Authorized Causes for Dismissal of Employee
The two most commonly used grounds for termination of employee are the Authorized Causes under Article 283 and 284 of the Labor Code, and the Just Causes under Article 282. Below are the authorized causes for termination of employment.
As maybe broadly defined, authorized causes for dismissal of employee refer to those lawful grounds for termination which in general do not arise from fault or negligence of the employee. “Authorized causes” are distinguished from “just causes” under Article 282 in that the latter are always based on acts attributable to the employee’s own fault or negligence.
The authorized causes for termination of employee are enumerated under Article 283 and 284 of the Labor Code, as follows:
- Installation of labor-saving devices.The installation of labor-saving devices contemplates the installation of machinery to effect economy and efficiency in the method of production.
- Redundancy.Redundancy exists where the services of an employee are in excess of what is reasonably demanded by the actual requirements of the enterprise. A position is redundant where it superfluous, and superfluity of a position or positions may be the outcome of a number of factors, such as over hiring of workers, decreased of volume business, or dropping of a particular product line or service activity previously manufactured or undertaken by the enterprise.
- Retrenchment to prevent losses. Retrenchment is an economic ground to reduce the number of employees. Retrenchment is the reduction of personnel for the purpose of cutting down on costs of operations in terms of salaries and wages resorted to by an employer because of losses in operation of a business occasioned by lack of work and considerable reduction in the volume of business. It is sometimes also referred to as downsizing. It is aimed at saving a financially ailing business establishment from eventually collapsing.
- Closure or cessation of operation.
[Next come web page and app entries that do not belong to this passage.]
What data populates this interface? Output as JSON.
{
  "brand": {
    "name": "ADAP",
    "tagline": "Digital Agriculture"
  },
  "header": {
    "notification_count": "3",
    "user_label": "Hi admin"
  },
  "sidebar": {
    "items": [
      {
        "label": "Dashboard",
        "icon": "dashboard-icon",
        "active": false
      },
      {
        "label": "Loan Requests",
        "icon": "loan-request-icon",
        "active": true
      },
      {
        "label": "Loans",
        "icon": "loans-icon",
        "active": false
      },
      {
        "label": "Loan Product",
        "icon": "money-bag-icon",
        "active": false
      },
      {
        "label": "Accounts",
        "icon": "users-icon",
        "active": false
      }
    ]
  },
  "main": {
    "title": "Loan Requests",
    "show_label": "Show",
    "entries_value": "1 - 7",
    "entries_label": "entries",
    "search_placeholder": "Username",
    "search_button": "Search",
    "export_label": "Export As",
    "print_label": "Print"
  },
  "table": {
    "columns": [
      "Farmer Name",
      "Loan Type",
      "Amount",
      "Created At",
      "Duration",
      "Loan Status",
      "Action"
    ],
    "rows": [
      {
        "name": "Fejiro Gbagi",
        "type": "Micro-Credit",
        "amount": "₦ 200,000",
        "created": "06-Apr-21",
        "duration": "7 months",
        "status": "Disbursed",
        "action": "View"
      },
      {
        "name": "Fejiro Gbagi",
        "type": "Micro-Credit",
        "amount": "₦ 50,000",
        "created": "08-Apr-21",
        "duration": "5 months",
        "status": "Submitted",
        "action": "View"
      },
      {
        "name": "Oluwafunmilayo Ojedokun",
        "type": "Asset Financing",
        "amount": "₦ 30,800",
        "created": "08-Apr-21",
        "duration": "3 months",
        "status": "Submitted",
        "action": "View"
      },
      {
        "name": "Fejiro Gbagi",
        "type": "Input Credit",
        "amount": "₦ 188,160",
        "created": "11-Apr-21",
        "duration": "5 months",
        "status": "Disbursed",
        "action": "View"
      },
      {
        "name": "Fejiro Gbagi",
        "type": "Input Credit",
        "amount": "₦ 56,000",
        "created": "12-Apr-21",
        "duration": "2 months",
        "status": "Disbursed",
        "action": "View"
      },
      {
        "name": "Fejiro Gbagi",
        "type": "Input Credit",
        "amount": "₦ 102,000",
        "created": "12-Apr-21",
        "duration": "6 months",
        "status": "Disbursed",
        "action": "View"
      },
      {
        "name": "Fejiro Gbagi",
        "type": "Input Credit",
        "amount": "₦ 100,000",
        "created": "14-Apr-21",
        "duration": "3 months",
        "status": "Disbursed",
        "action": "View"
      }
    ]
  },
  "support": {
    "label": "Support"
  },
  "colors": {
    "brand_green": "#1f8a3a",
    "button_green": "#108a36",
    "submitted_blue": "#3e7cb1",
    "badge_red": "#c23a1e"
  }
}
The closure of a business establishment is a ground for the termination of the services of an employee unless the closing is for the purpose of circumventing pertinent provisions of the Labor Code.
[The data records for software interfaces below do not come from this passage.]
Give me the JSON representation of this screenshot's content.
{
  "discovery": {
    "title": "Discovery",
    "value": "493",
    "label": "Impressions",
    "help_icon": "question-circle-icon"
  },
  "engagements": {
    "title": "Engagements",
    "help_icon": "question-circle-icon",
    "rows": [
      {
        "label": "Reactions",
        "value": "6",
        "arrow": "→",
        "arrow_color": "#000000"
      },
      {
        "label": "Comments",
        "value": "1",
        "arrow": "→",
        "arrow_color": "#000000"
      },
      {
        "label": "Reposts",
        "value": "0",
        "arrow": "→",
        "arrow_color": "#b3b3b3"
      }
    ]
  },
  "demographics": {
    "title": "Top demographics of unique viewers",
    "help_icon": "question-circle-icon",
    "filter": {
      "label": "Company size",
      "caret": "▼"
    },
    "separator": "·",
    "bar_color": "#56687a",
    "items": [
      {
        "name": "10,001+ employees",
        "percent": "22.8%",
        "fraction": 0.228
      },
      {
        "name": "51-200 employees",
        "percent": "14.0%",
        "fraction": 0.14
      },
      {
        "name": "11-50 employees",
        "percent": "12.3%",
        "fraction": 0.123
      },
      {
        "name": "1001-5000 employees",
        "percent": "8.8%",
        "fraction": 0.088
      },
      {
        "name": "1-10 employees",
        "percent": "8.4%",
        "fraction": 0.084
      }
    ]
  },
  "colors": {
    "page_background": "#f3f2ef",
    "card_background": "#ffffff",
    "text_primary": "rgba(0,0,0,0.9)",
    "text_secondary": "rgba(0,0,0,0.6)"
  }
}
- Disease. An employer may terminate the services of an employee who has been found to be suffering from any disease and whose continued employment is prohibited by law or is prejudicial to his health as well as the health of his co-employees.
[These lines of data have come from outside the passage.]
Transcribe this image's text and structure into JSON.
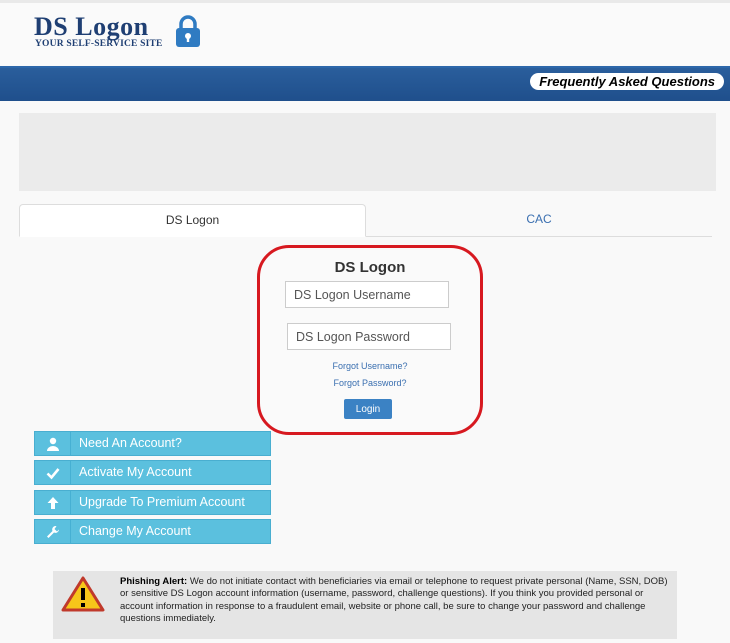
{
  "header": {
    "logo_title": "DS Logon",
    "logo_subtitle": "YOUR SELF-SERVICE SITE",
    "logo_icon": "padlock-icon"
  },
  "nav": {
    "faq_label": "Frequently Asked Questions"
  },
  "tabs": [
    {
      "label": "DS Logon",
      "active": true
    },
    {
      "label": "CAC",
      "active": false
    }
  ],
  "login": {
    "title": "DS Logon",
    "username_placeholder": "DS Logon Username",
    "password_placeholder": "DS Logon Password",
    "forgot_username": "Forgot Username?",
    "forgot_password": "Forgot Password?",
    "login_button": "Login"
  },
  "account_buttons": [
    {
      "label": "Need An Account?",
      "icon": "user-icon"
    },
    {
      "label": "Activate My Account",
      "icon": "checkmark-icon"
    },
    {
      "label": "Upgrade To Premium Account",
      "icon": "arrow-up-icon"
    },
    {
      "label": "Change My Account",
      "icon": "wrench-icon"
    }
  ],
  "phishing_alert": {
    "heading": "Phishing Alert:",
    "body": "We do not initiate contact with beneficiaries via email or telephone to request private personal (Name, SSN, DOB) or sensitive DS Logon account information (username, password, challenge questions). If you think you provided personal or account information in response to a fraudulent email, website or phone call, be sure to change your password and challenge questions immediately.",
    "icon": "warning-icon"
  },
  "colors": {
    "navbar": "#1f4f8c",
    "logo_text": "#1f3f73",
    "highlight_ring": "#d71920",
    "account_button": "#5bc0de",
    "login_button": "#3b82c4",
    "link": "#3a6fb0"
  }
}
It should be noted though that the above enumeration is not an exhaustive list of authorized causes of termination of employment. Valid application of union security clause, relocation of business, among others, may also considered authorized causes of termination.